» What to work on: Your output must be the line containing "Serialize everything readable" followed by every later line in the entries below, all copied exactly.

Data records:
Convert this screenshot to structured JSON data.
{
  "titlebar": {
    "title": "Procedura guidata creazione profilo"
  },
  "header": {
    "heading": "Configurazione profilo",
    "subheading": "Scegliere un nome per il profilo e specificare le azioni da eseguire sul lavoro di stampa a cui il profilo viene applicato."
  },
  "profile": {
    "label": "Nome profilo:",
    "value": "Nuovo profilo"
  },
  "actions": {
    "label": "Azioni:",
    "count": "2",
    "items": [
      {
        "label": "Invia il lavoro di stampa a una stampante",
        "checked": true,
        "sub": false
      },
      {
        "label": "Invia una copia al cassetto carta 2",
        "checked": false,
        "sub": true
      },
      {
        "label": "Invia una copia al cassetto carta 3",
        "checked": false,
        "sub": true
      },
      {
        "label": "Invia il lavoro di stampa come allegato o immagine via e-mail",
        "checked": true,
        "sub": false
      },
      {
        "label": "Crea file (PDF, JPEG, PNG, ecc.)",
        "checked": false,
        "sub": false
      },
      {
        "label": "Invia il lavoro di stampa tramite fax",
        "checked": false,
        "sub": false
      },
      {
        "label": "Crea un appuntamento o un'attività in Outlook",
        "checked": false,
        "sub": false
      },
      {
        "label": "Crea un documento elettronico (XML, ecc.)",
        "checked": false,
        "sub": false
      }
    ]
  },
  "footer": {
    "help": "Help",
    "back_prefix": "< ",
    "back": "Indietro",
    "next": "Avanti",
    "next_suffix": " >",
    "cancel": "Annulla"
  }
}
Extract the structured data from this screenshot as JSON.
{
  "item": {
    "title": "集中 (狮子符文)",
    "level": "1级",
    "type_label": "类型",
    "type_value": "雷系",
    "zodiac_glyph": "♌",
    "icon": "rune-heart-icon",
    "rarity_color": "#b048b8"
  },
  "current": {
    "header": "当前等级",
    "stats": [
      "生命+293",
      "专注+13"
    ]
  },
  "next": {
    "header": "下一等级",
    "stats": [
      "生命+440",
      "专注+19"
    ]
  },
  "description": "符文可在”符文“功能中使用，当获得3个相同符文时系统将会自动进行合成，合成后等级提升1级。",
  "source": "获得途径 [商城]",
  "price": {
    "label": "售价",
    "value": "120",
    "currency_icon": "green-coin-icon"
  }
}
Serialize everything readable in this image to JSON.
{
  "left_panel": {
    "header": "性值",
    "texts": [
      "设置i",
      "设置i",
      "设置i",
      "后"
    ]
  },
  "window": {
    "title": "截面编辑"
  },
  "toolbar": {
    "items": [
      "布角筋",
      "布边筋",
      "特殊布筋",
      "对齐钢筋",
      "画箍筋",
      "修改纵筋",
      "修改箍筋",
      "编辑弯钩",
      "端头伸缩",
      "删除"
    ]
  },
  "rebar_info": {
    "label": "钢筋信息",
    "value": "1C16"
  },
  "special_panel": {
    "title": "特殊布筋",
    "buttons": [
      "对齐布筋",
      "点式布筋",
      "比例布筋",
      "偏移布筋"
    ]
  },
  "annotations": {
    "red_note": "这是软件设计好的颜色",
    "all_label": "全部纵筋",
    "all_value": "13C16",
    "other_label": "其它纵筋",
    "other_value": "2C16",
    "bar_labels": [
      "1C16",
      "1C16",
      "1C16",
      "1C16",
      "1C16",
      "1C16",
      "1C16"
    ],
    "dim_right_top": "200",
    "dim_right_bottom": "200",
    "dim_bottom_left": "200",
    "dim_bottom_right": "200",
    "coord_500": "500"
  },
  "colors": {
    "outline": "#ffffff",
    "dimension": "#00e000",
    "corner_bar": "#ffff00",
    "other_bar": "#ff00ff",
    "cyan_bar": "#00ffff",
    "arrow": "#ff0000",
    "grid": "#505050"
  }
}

» The completed task:
Serialize everything readable in this image to JSON.
{
  "left_panel": {
    "header": "性值",
    "texts": [
      "设置i",
      "设置i",
      "设置i",
      "后"
    ]
  },
  "window": {
    "title": "截面编辑"
  },
  "toolbar": {
    "items": [
      "布角筋",
      "布边筋",
      "特殊布筋",
      "对齐钢筋",
      "画箍筋",
      "修改纵筋",
      "修改箍筋",
      "编辑弯钩",
      "端头伸缩",
      "删除"
    ]
  },
  "rebar_info": {
    "label": "钢筋信息",
    "value": "1C16"
  },
  "special_panel": {
    "title": "特殊布筋",
    "buttons": [
      "对齐布筋",
      "点式布筋",
      "比例布筋",
      "偏移布筋"
    ]
  },
  "annotations": {
    "red_note": "这是软件设计好的颜色",
    "all_label": "全部纵筋",
    "all_value": "13C16",
    "other_label": "其它纵筋",
    "other_value": "2C16",
    "bar_labels": [
      "1C16",
      "1C16",
      "1C16",
      "1C16",
      "1C16",
      "1C16",
      "1C16"
    ],
    "dim_right_top": "200",
    "dim_right_bottom": "200",
    "dim_bottom_left": "200",
    "dim_bottom_right": "200",
    "coord_500": "500"
  },
  "colors": {
    "outline": "#ffffff",
    "dimension": "#00e000",
    "corner_bar": "#ffff00",
    "other_bar": "#ff00ff",
    "cyan_bar": "#00ffff",
    "arrow": "#ff0000",
    "grid": "#505050"
  }
}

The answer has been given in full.